Both the introduction of CCTV conformity standards and creating the right approach to security design are needed to take our industry forward. And our industry does need to move forwards. Already we are seeing the Police start to say that CCTV is only one of their tools when it should be viewed as their primary tool: CCTV is the eyes of any security system, and as such when systems are well designed and managed CCTV is both proactive and clearly provides the most damning piece of evidence.

In the meantime however there is something that we can do to support our industry. We should start talking in a common language and encourage our industry bodies to take a more proactive leadership role. We should also be prepared to commit to universal testing regimes. Those of us that work in distribution – matching end-user requirements with manufacturers diverse portfolios, and having the knowledge and expertise that spans IT, IP and security industry knowledge – should be prepared to better support consultants by undertaking continued assessment and testing in order to promote the right product for the right project and, as best practice look at the OR as the driving force behind design.

At Controlware, we remain firmly committed to these values, and to moving the industry forwards.
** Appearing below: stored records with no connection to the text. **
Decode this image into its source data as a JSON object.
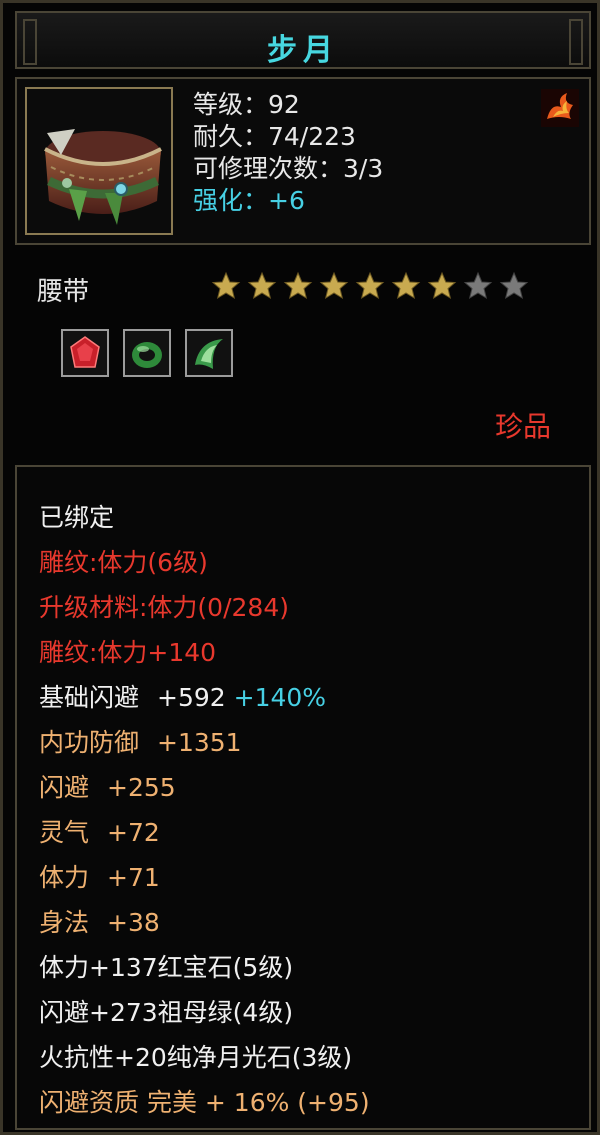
{
  "title": "步月",
  "info": {
    "level": "等级：92",
    "durability": "耐久：74/223",
    "repairs": "可修理次数：3/3",
    "enhance": "强化：+6"
  },
  "item_type": "腰带",
  "stars": {
    "filled": 7,
    "total": 9
  },
  "gems": [
    "ruby",
    "emerald-ring",
    "moonstone"
  ],
  "quality": "珍品",
  "attributes": {
    "bound": "已绑定",
    "engrave1": "雕纹:体力(6级)",
    "upgrade_material": "升级材料:体力(0/284)",
    "engrave2": "雕纹:体力+140",
    "dodge_base_label": "基础闪避",
    "dodge_base_value": "+592",
    "dodge_base_percent": "+140%",
    "inner_def_label": "内功防御",
    "inner_def_value": "+1351",
    "dodge_label": "闪避",
    "dodge_value": "+255",
    "spirit_label": "灵气",
    "spirit_value": "+72",
    "stamina_label": "体力",
    "stamina_value": "+71",
    "agility_label": "身法",
    "agility_value": "+38",
    "gem1": "体力+137红宝石(5级)",
    "gem2": "闪避+273祖母绿(4级)",
    "gem3": "火抗性+20纯净月光石(3级)",
    "aptitude": "闪避资质 完美 + 16% (+95)"
  },
  "colors": {
    "cyan": "#47d0e4",
    "red": "#e8382d",
    "orange": "#efb171",
    "gold": "#c8aa50"
  }
}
We use our expertise in system design, working with consultants, systems integrators and end users to provide guidance and understanding concerning the integration of security expertise with IT and IP knowledge.

The article “A little knowledge is a dangerous thing” can be read in full here